Problem description >>
Print out the entries, word for word.

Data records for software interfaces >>
★ ★ ★ ★ ★
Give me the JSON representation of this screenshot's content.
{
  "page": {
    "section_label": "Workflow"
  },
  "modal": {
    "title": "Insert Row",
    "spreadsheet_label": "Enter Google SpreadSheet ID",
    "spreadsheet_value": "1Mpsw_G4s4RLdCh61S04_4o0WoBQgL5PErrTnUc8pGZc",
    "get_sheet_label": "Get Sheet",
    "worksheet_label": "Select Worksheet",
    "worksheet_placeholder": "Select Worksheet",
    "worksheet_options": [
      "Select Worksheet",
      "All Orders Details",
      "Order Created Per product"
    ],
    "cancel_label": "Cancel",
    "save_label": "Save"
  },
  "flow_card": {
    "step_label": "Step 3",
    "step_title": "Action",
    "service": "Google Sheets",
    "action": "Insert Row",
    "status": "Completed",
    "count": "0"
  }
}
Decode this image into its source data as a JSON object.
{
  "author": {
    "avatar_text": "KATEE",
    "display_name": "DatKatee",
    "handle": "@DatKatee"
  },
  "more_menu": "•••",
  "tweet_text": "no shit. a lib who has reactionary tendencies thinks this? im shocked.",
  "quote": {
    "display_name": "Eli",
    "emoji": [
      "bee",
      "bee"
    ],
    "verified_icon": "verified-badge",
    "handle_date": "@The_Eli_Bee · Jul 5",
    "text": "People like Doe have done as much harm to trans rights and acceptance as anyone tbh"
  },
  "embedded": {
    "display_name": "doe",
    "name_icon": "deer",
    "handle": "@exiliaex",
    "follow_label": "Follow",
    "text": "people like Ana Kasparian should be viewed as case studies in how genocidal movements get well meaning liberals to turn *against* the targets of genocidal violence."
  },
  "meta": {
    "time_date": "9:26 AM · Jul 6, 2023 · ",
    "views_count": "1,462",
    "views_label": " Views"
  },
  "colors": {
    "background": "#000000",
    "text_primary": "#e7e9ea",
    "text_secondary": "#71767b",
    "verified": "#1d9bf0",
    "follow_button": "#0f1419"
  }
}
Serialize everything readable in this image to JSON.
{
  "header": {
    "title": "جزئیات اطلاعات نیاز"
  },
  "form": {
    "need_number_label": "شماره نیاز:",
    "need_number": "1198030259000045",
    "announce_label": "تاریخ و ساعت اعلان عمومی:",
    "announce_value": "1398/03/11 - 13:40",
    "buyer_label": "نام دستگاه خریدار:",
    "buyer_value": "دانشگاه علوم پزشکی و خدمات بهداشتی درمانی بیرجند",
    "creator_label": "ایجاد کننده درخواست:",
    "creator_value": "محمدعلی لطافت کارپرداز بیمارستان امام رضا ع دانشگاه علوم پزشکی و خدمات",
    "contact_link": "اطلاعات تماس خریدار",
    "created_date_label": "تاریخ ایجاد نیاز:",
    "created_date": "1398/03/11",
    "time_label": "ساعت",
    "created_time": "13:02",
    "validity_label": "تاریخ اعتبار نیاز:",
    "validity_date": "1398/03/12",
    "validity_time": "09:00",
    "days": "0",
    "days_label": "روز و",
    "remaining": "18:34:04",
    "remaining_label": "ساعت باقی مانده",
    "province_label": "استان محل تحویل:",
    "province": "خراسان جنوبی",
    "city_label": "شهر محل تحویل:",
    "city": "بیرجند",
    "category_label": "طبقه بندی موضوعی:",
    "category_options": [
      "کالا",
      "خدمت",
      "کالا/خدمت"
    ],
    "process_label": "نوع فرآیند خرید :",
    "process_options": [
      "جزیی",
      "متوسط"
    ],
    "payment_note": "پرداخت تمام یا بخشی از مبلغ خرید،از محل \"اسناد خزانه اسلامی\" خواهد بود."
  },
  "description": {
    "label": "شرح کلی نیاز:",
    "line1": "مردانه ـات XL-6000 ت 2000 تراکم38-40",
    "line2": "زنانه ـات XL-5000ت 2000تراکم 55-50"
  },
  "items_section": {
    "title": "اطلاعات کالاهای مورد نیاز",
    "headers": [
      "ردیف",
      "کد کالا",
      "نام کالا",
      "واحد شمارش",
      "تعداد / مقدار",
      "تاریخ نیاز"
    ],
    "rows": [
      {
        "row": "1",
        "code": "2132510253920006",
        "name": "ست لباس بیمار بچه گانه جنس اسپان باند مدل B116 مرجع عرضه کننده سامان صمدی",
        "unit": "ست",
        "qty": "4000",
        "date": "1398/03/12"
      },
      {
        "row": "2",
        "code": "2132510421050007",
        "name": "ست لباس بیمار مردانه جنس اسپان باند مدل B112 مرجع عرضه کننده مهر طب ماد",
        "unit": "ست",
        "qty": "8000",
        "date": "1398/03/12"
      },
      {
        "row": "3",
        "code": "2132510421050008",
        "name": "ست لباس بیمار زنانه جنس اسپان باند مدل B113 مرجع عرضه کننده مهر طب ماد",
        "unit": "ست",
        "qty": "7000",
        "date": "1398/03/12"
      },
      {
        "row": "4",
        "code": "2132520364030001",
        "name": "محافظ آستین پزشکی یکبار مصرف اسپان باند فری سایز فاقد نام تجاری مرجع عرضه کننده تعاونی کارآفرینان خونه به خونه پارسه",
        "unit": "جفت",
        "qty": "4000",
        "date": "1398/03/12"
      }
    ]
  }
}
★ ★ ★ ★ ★
Written response >>
Give me the JSON representation of this screenshot's content.
{
  "page": {
    "section_label": "Workflow"
  },
  "modal": {
    "title": "Insert Row",
    "spreadsheet_label": "Enter Google SpreadSheet ID",
    "spreadsheet_value": "1Mpsw_G4s4RLdCh61S04_4o0WoBQgL5PErrTnUc8pGZc",
    "get_sheet_label": "Get Sheet",
    "worksheet_label": "Select Worksheet",
    "worksheet_placeholder": "Select Worksheet",
    "worksheet_options": [
      "Select Worksheet",
      "All Orders Details",
      "Order Created Per product"
    ],
    "cancel_label": "Cancel",
    "save_label": "Save"
  },
  "flow_card": {
    "step_label": "Step 3",
    "step_title": "Action",
    "service": "Google Sheets",
    "action": "Insert Row",
    "status": "Completed",
    "count": "0"
  }
}
Decode this image into its source data as a JSON object.
{
  "author": {
    "avatar_text": "KATEE",
    "display_name": "DatKatee",
    "handle": "@DatKatee"
  },
  "more_menu": "•••",
  "tweet_text": "no shit. a lib who has reactionary tendencies thinks this? im shocked.",
  "quote": {
    "display_name": "Eli",
    "emoji": [
      "bee",
      "bee"
    ],
    "verified_icon": "verified-badge",
    "handle_date": "@The_Eli_Bee · Jul 5",
    "text": "People like Doe have done as much harm to trans rights and acceptance as anyone tbh"
  },
  "embedded": {
    "display_name": "doe",
    "name_icon": "deer",
    "handle": "@exiliaex",
    "follow_label": "Follow",
    "text": "people like Ana Kasparian should be viewed as case studies in how genocidal movements get well meaning liberals to turn *against* the targets of genocidal violence."
  },
  "meta": {
    "time_date": "9:26 AM · Jul 6, 2023 · ",
    "views_count": "1,462",
    "views_label": " Views"
  },
  "colors": {
    "background": "#000000",
    "text_primary": "#e7e9ea",
    "text_secondary": "#71767b",
    "verified": "#1d9bf0",
    "follow_button": "#0f1419"
  }
}
Serialize everything readable in this image to JSON.
{
  "header": {
    "title": "جزئیات اطلاعات نیاز"
  },
  "form": {
    "need_number_label": "شماره نیاز:",
    "need_number": "1198030259000045",
    "announce_label": "تاریخ و ساعت اعلان عمومی:",
    "announce_value": "1398/03/11 - 13:40",
    "buyer_label": "نام دستگاه خریدار:",
    "buyer_value": "دانشگاه علوم پزشکی و خدمات بهداشتی درمانی بیرجند",
    "creator_label": "ایجاد کننده درخواست:",
    "creator_value": "محمدعلی لطافت کارپرداز بیمارستان امام رضا ع دانشگاه علوم پزشکی و خدمات",
    "contact_link": "اطلاعات تماس خریدار",
    "created_date_label": "تاریخ ایجاد نیاز:",
    "created_date": "1398/03/11",
    "time_label": "ساعت",
    "created_time": "13:02",
    "validity_label": "تاریخ اعتبار نیاز:",
    "validity_date": "1398/03/12",
    "validity_time": "09:00",
    "days": "0",
    "days_label": "روز و",
    "remaining": "18:34:04",
    "remaining_label": "ساعت باقی مانده",
    "province_label": "استان محل تحویل:",
    "province": "خراسان جنوبی",
    "city_label": "شهر محل تحویل:",
    "city": "بیرجند",
    "category_label": "طبقه بندی موضوعی:",
    "category_options": [
      "کالا",
      "خدمت",
      "کالا/خدمت"
    ],
    "process_label": "نوع فرآیند خرید :",
    "process_options": [
      "جزیی",
      "متوسط"
    ],
    "payment_note": "پرداخت تمام یا بخشی از مبلغ خرید،از محل \"اسناد خزانه اسلامی\" خواهد بود."
  },
  "description": {
    "label": "شرح کلی نیاز:",
    "line1": "مردانه ـات XL-6000 ت 2000 تراکم38-40",
    "line2": "زنانه ـات XL-5000ت 2000تراکم 55-50"
  },
  "items_section": {
    "title": "اطلاعات کالاهای مورد نیاز",
    "headers": [
      "ردیف",
      "کد کالا",
      "نام کالا",
      "واحد شمارش",
      "تعداد / مقدار",
      "تاریخ نیاز"
    ],
    "rows": [
      {
        "row": "1",
        "code": "2132510253920006",
        "name": "ست لباس بیمار بچه گانه جنس اسپان باند مدل B116 مرجع عرضه کننده سامان صمدی",
        "unit": "ست",
        "qty": "4000",
        "date": "1398/03/12"
      },
      {
        "row": "2",
        "code": "2132510421050007",
        "name": "ست لباس بیمار مردانه جنس اسپان باند مدل B112 مرجع عرضه کننده مهر طب ماد",
        "unit": "ست",
        "qty": "8000",
        "date": "1398/03/12"
      },
      {
        "row": "3",
        "code": "2132510421050008",
        "name": "ست لباس بیمار زنانه جنس اسپان باند مدل B113 مرجع عرضه کننده مهر طب ماد",
        "unit": "ست",
        "qty": "7000",
        "date": "1398/03/12"
      },
      {
        "row": "4",
        "code": "2132520364030001",
        "name": "محافظ آستین پزشکی یکبار مصرف اسپان باند فری سایز فاقد نام تجاری مرجع عرضه کننده تعاونی کارآفرینان خونه به خونه پارسه",
        "unit": "جفت",
        "qty": "4000",
        "date": "1398/03/12"
      }
    ]
  }
}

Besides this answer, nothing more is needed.